Taylor devoted the rest of the '50s and the early '60s to his TV show The Detectives, but in 1963, now 52, he climbed back in the saddle with Cattle King. Hollywood liked cattle barons (or baronesses) and in this one Taylor is a rich rancher, a little like the character he played in Saddle the Wind. But unlike most cattle barons in movies, Taylor's is a good guy, with more than a little sympathy for the homesteaders. The villain of the piece is a splendidly malevolent Robert Middleton. Though a '60s Western, the picture has the air of a '50s one, and is played straight with no frills.
In 1966 Taylor, rather as Rory Calhoun had done with Way of a Gaucho in '52, did a semi-Western set in Argentina, though Taylor's was shot in Spain, Savage Pampas. The movie has poor English dubbing of the international cast and, directed by Hugo Fregonese, is too slow and plodding. It was not a noble addition to Robert Taylor's Western career.
His last big-screen Western came out in 1967, Return of the Gunfighter. For the actor it was a return in another sense, too, because he made it back at MGM. This is a gritty '60s Western directed by James Neilson with a story by Burt Kennedy. It also benefits from smoothie Lyle Bettger as the bad guy. As a B-Western it could just as well have starred Audie Murphy, say, or, a decade before, Randolph Scott. Taylor, frankly, looks old and ill. But it has its points and was by no means his worst.
The same year as Return of the Gunfighter, Robert Taylor appeared in a small part as a guest star in two episodes of the ABC TV Western show Hondo which were then combined to make a TV movie, Hondo and the Apaches. His biggest contribution to the TV Western was as host of the long-running Death Valley Days, when his friend Ronald Reagan gave it up to run for governor (Rosemary DeCamp filled in for short time). Like Reagan, Taylor also appeared in a few of the episodes, playing the characters Porter Stockman, Horace King and Shanghai Kelly. When Taylor became gravely ill he was succeeded as host by Dale Robertson.
The majority of Robert Taylor's Westerns are good, and he has a certain authority in them. The best were the trio he made in 1950 and '51, with the possible exception of the gaucho one. You can watch any Bob Taylor oater and not be disappointed. He was one of the better Western actors.
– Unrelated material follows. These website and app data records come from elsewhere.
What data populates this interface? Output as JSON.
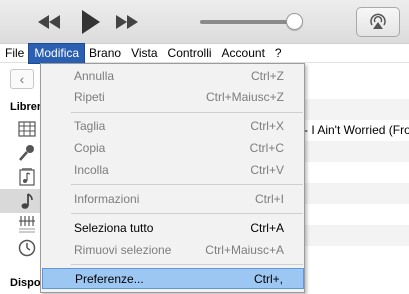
{
  "menubar": {
    "items": [
      "File",
      "Modifica",
      "Brano",
      "Vista",
      "Controlli",
      "Account",
      "?"
    ],
    "active": "Modifica"
  },
  "sidebar": {
    "section_library": "Libreria",
    "section_devices": "Dispositivi"
  },
  "content": {
    "track_title": "- I Ain't Worried (Fro"
  },
  "dropdown": {
    "items": [
      {
        "label": "Annulla",
        "shortcut": "Ctrl+Z",
        "enabled": false
      },
      {
        "label": "Ripeti",
        "shortcut": "Ctrl+Maiusc+Z",
        "enabled": false
      },
      {
        "label": "Taglia",
        "shortcut": "Ctrl+X",
        "enabled": false
      },
      {
        "label": "Copia",
        "shortcut": "Ctrl+C",
        "enabled": false
      },
      {
        "label": "Incolla",
        "shortcut": "Ctrl+V",
        "enabled": false
      },
      {
        "label": "Informazioni",
        "shortcut": "Ctrl+I",
        "enabled": false
      },
      {
        "label": "Seleziona tutto",
        "shortcut": "Ctrl+A",
        "enabled": true
      },
      {
        "label": "Rimuovi selezione",
        "shortcut": "Ctrl+Maiusc+A",
        "enabled": false
      },
      {
        "label": "Preferenze...",
        "shortcut": "Ctrl+,",
        "enabled": true,
        "highlighted": true
      }
    ]
  },
  "icons": {
    "toolbar": [
      "previous-icon",
      "play-icon",
      "next-icon",
      "airplay-icon"
    ],
    "sidebar": [
      "grid-icon",
      "microphone-icon",
      "music-note-list-icon",
      "music-note-icon",
      "composer-icon",
      "clock-icon"
    ]
  },
  "colors": {
    "menu_active": "#2a5fb2",
    "menu_highlight": "#9cc7f3"
  }
}
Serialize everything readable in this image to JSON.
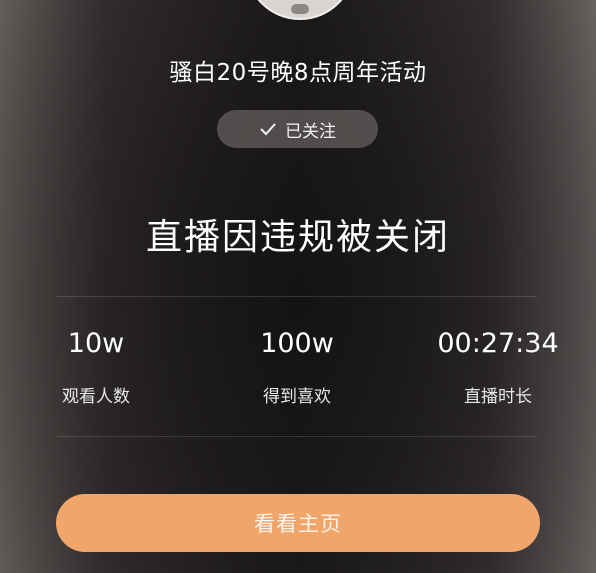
{
  "anchor": {
    "name": "骚白20号晚8点周年活动"
  },
  "follow": {
    "label": "已关注",
    "icon": "check-icon"
  },
  "status": {
    "headline": "直播因违规被关闭"
  },
  "stats": [
    {
      "value": "10w",
      "label": "观看人数"
    },
    {
      "value": "100w",
      "label": "得到喜欢"
    },
    {
      "value": "00:27:34",
      "label": "直播时长"
    }
  ],
  "actions": {
    "home_label": "看看主页"
  },
  "colors": {
    "button_bg": "#f0a56b",
    "pill_bg": "#7d7a79"
  }
}
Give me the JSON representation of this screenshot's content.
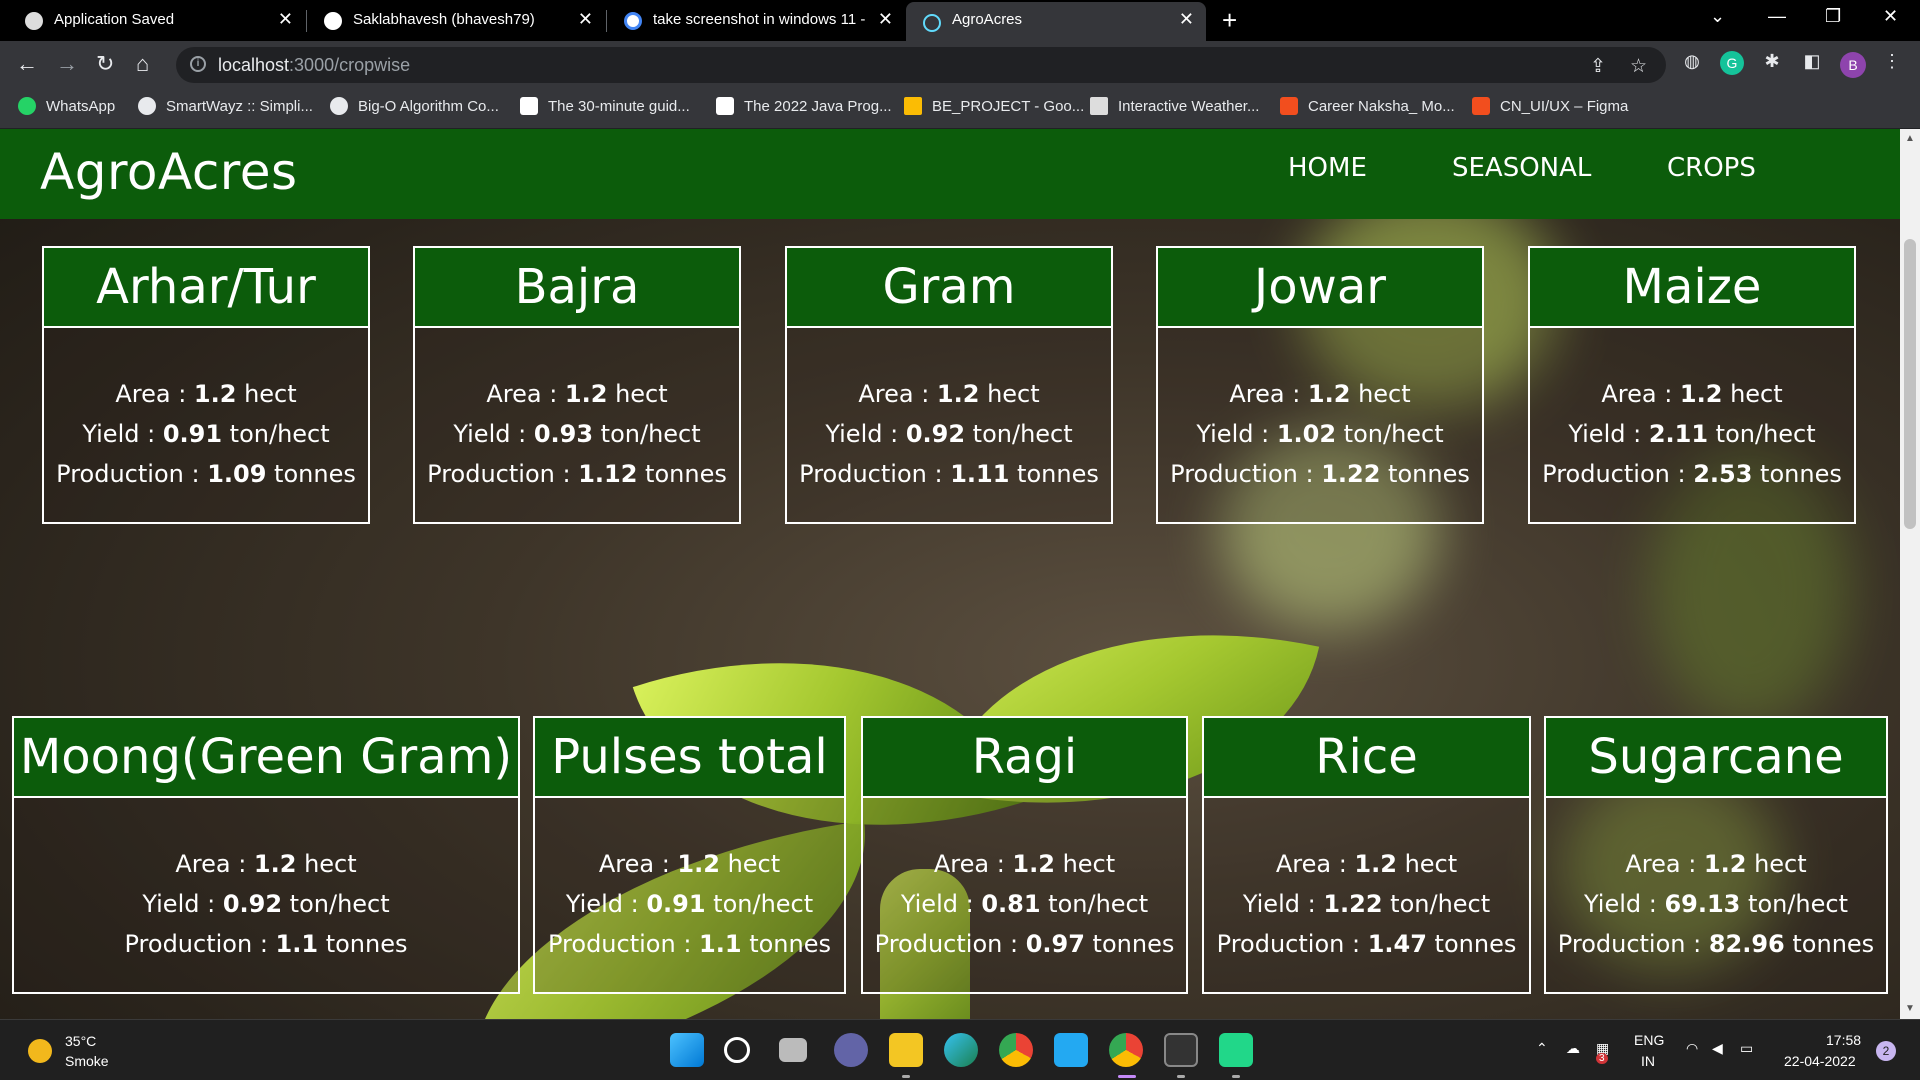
{
  "browser": {
    "tabs": [
      {
        "title": "Application Saved",
        "active": false
      },
      {
        "title": "Saklabhavesh (bhavesh79)",
        "active": false
      },
      {
        "title": "take screenshot in windows 11 - ",
        "active": false
      },
      {
        "title": "AgroAcres",
        "active": true
      }
    ],
    "address": {
      "host": "localhost",
      "path": ":3000/cropwise"
    },
    "profile_initial": "B",
    "bookmarks": [
      "WhatsApp",
      "SmartWayz :: Simpli...",
      "Big-O Algorithm Co...",
      "The 30-minute guid...",
      "The 2022 Java Prog...",
      "BE_PROJECT - Goo...",
      "Interactive Weather...",
      "Career Naksha_ Mo...",
      "CN_UI/UX – Figma"
    ]
  },
  "page": {
    "brand": "AgroAcres",
    "nav": [
      "HOME",
      "SEASONAL",
      "CROPS"
    ],
    "labels": {
      "area": "Area",
      "yield": "Yield",
      "production": "Production",
      "area_unit": "hect",
      "yield_unit": "ton/hect",
      "production_unit": "tonnes"
    },
    "crops": [
      {
        "name": "Arhar/Tur",
        "area": "1.2",
        "yield": "0.91",
        "production": "1.09"
      },
      {
        "name": "Bajra",
        "area": "1.2",
        "yield": "0.93",
        "production": "1.12"
      },
      {
        "name": "Gram",
        "area": "1.2",
        "yield": "0.92",
        "production": "1.11"
      },
      {
        "name": "Jowar",
        "area": "1.2",
        "yield": "1.02",
        "production": "1.22"
      },
      {
        "name": "Maize",
        "area": "1.2",
        "yield": "2.11",
        "production": "2.53"
      },
      {
        "name": "Moong(Green Gram)",
        "area": "1.2",
        "yield": "0.92",
        "production": "1.1"
      },
      {
        "name": "Pulses total",
        "area": "1.2",
        "yield": "0.91",
        "production": "1.1"
      },
      {
        "name": "Ragi",
        "area": "1.2",
        "yield": "0.81",
        "production": "0.97"
      },
      {
        "name": "Rice",
        "area": "1.2",
        "yield": "1.22",
        "production": "1.47"
      },
      {
        "name": "Sugarcane",
        "area": "1.2",
        "yield": "69.13",
        "production": "82.96"
      }
    ]
  },
  "taskbar": {
    "temperature": "35°C",
    "weather": "Smoke",
    "language": "ENG",
    "region": "IN",
    "time": "17:58",
    "date": "22-04-2022",
    "notification_count": "2",
    "badge_count": "3"
  }
}
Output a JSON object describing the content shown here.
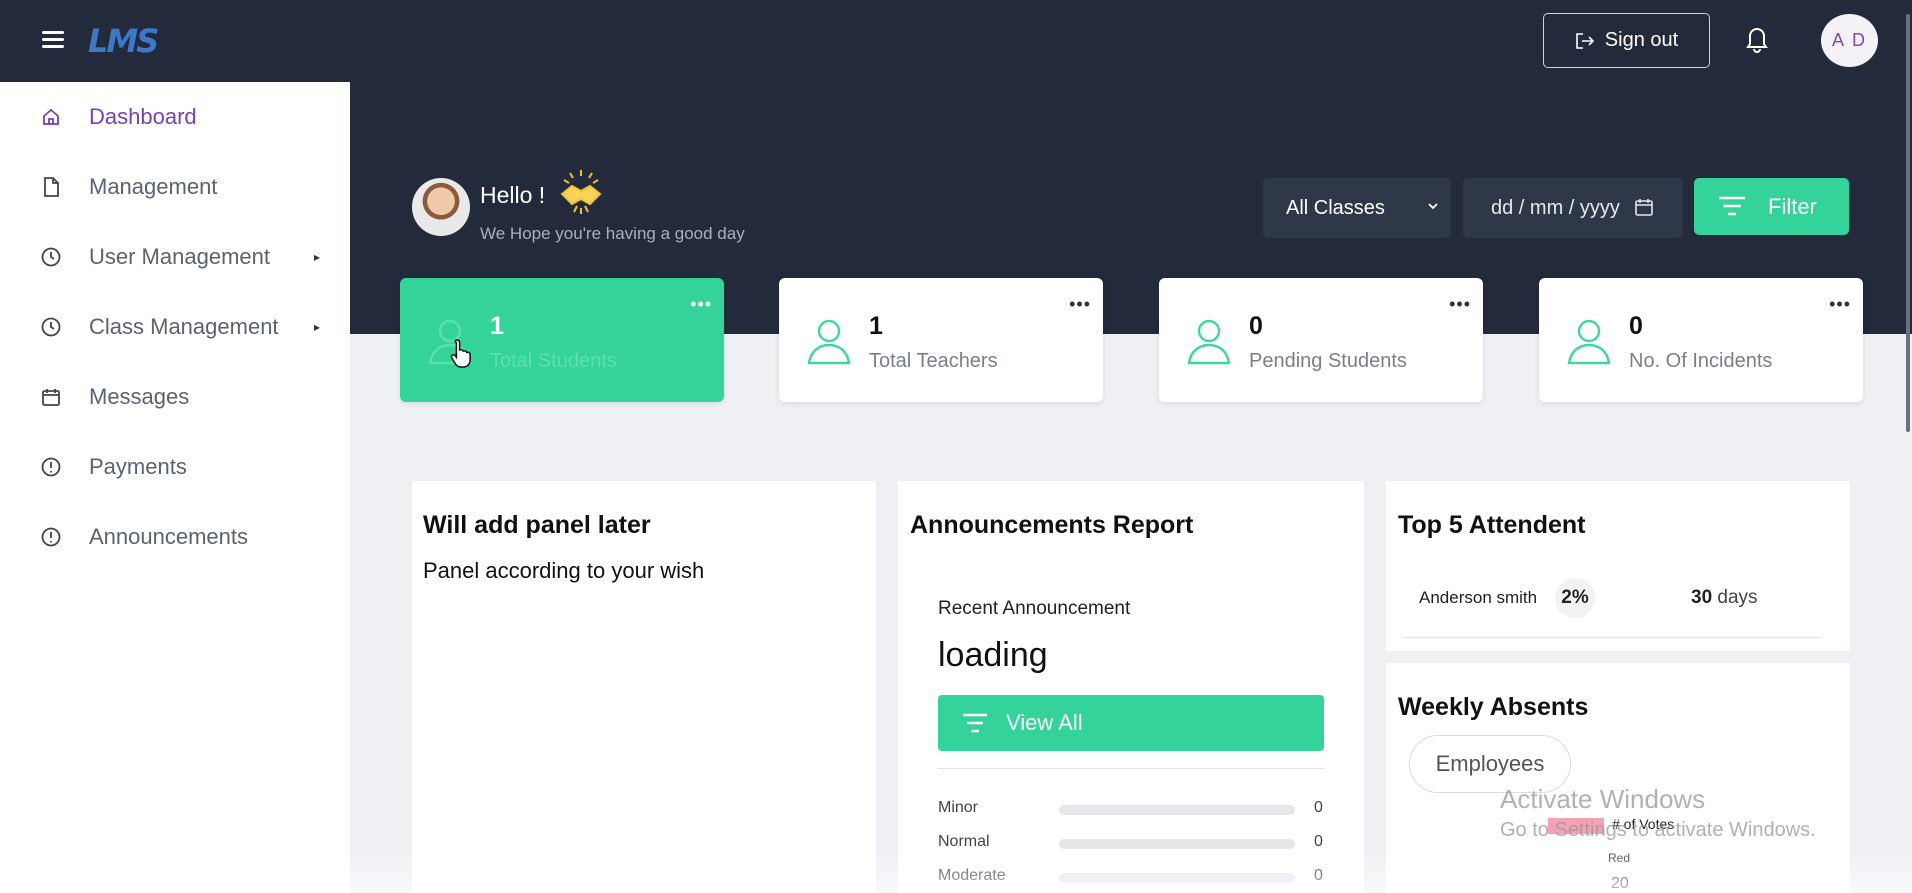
{
  "app": {
    "logo_text": "LMS"
  },
  "header": {
    "signout_label": "Sign out",
    "avatar_initials": "A D"
  },
  "sidebar": {
    "items": [
      {
        "label": "Dashboard",
        "icon": "home-icon",
        "active": true,
        "has_submenu": false
      },
      {
        "label": "Management",
        "icon": "file-icon",
        "active": false,
        "has_submenu": false
      },
      {
        "label": "User Management",
        "icon": "clock-icon",
        "active": false,
        "has_submenu": true
      },
      {
        "label": "Class Management",
        "icon": "clock-icon",
        "active": false,
        "has_submenu": true
      },
      {
        "label": "Messages",
        "icon": "calendar-icon",
        "active": false,
        "has_submenu": false
      },
      {
        "label": "Payments",
        "icon": "alert-circle-icon",
        "active": false,
        "has_submenu": false
      },
      {
        "label": "Announcements",
        "icon": "alert-circle-icon",
        "active": false,
        "has_submenu": false
      }
    ]
  },
  "greeting": {
    "hello": "Hello !",
    "subtitle": "We Hope you're having a good day"
  },
  "filters": {
    "classes_selected": "All Classes",
    "date_placeholder": "dd / mm / yyyy",
    "filter_label": "Filter"
  },
  "stats": [
    {
      "value": "1",
      "label": "Total Students",
      "active": true
    },
    {
      "value": "1",
      "label": "Total Teachers",
      "active": false
    },
    {
      "value": "0",
      "label": "Pending Students",
      "active": false
    },
    {
      "value": "0",
      "label": "No. Of Incidents",
      "active": false
    }
  ],
  "panel_later": {
    "title": "Will add panel later",
    "subtitle": "Panel according to your wish"
  },
  "announcements": {
    "title": "Announcements Report",
    "recent_label": "Recent Announcement",
    "recent_value": "loading",
    "view_all_label": "View All",
    "severities": [
      {
        "label": "Minor",
        "value": "0"
      },
      {
        "label": "Normal",
        "value": "0"
      },
      {
        "label": "Moderate",
        "value": "0"
      }
    ]
  },
  "top_attendent": {
    "title": "Top 5 Attendent",
    "rows": [
      {
        "name": "Anderson smith",
        "percent": "2%",
        "days_value": "30",
        "days_unit": "days"
      }
    ]
  },
  "weekly_absents": {
    "title": "Weekly Absents",
    "filter_chip": "Employees",
    "legend_label": "# of Votes",
    "category_label": "Red",
    "value_label": "20",
    "colors": {
      "series": "#f5a3b3"
    }
  },
  "watermark": {
    "line1": "Activate Windows",
    "line2": "Go to Settings to activate Windows."
  },
  "colors": {
    "navy": "#232a3c",
    "accent_green": "#34d399",
    "active_purple": "#7a3fb0"
  }
}
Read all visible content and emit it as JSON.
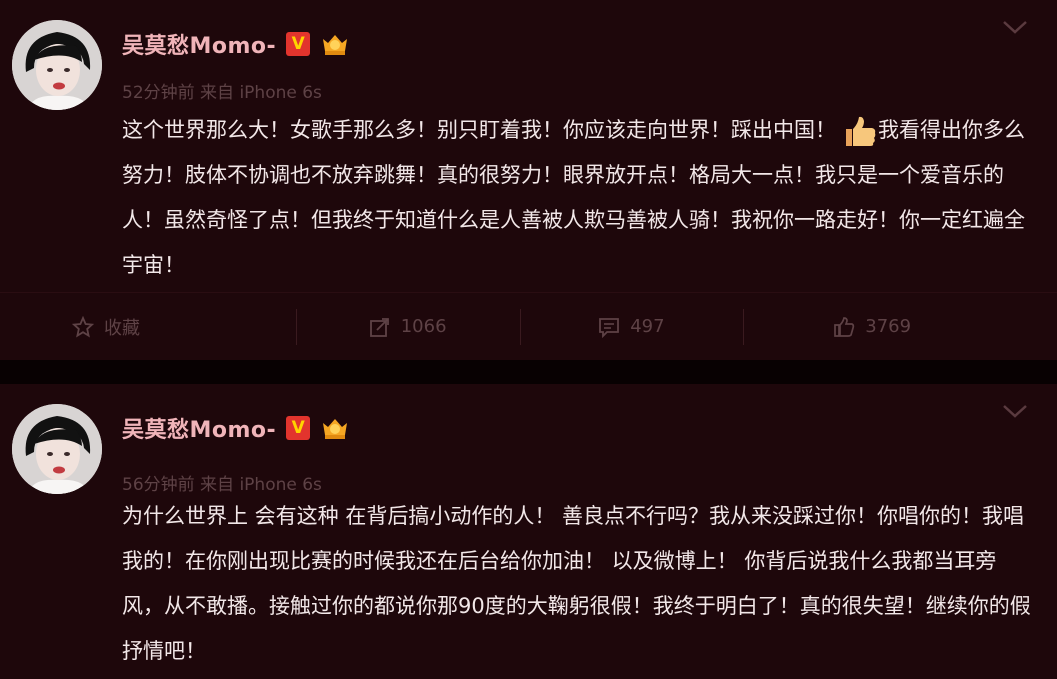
{
  "posts": [
    {
      "author": "吴莫愁Momo-",
      "verified_badge": "V",
      "time": "52分钟前",
      "source": "来自 iPhone 6s",
      "content": "这个世界那么大！女歌手那么多！别只盯着我！你应该走向世界！踩出中国！",
      "content_rest": "我看得出你多么努力！肢体不协调也不放弃跳舞！真的很努力！眼界放开点！格局大一点！我只是一个爱音乐的人！虽然奇怪了点！但我终于知道什么是人善被人欺马善被人骑！我祝你一路走好！你一定红遍全宇宙！",
      "actions": {
        "favorite": "收藏",
        "repost": "1066",
        "comment": "497",
        "like": "3769"
      }
    },
    {
      "author": "吴莫愁Momo-",
      "verified_badge": "V",
      "time": "56分钟前",
      "source": "来自 iPhone 6s",
      "content": "为什么世界上 会有这种 在背后搞小动作的人！ 善良点不行吗？我从来没踩过你！你唱你的！我唱我的！在你刚出现比赛的时候我还在后台给你加油！ 以及微博上！ 你背后说我什么我都当耳旁风，从不敢播。接触过你的都说你那90度的大鞠躬很假！我终于明白了！真的很失望！继续你的假抒情吧！"
    }
  ],
  "colors": {
    "card_background": "#1e070b",
    "author_name": "#f0b4b9",
    "body_text": "#f2e7e8",
    "meta_text": "#5e4246",
    "verified_badge": "#e2342d"
  },
  "icons": [
    "chevron-down-icon",
    "member-crown-icon",
    "thumbs-up-emoji",
    "star-icon",
    "repost-icon",
    "comment-icon",
    "like-icon"
  ]
}
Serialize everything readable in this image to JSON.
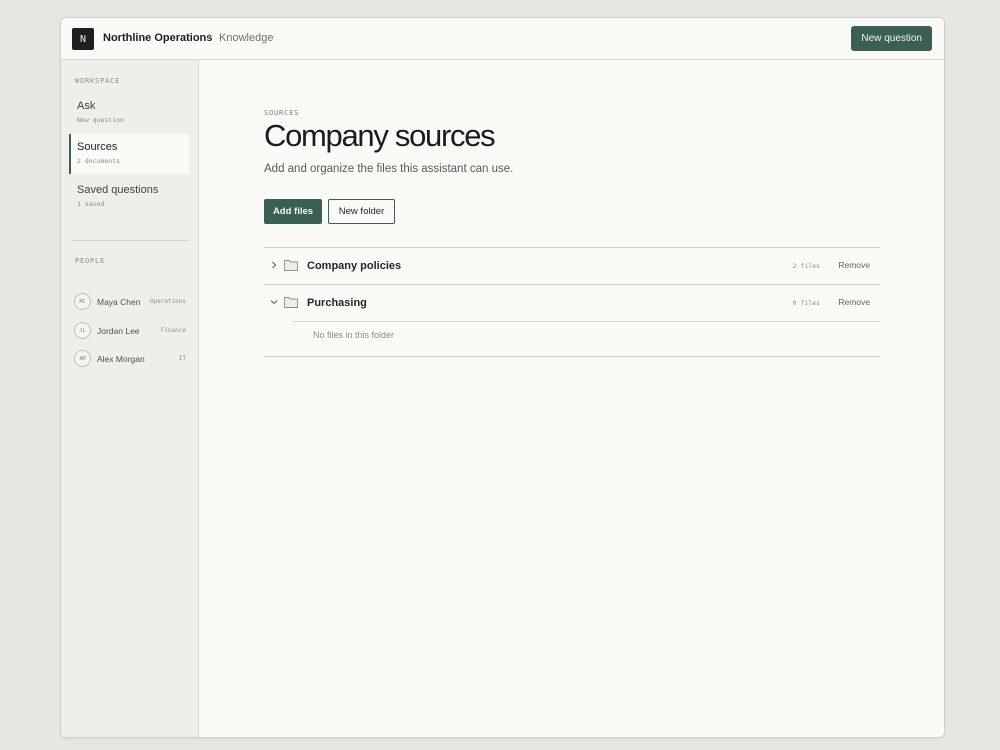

Jeff Arnold is the author of the blog Jeff Arnold's West as well as several Western short stories and novels, researching the subject extensively for many years. A traveler of the American West, Jeff currently resides in France.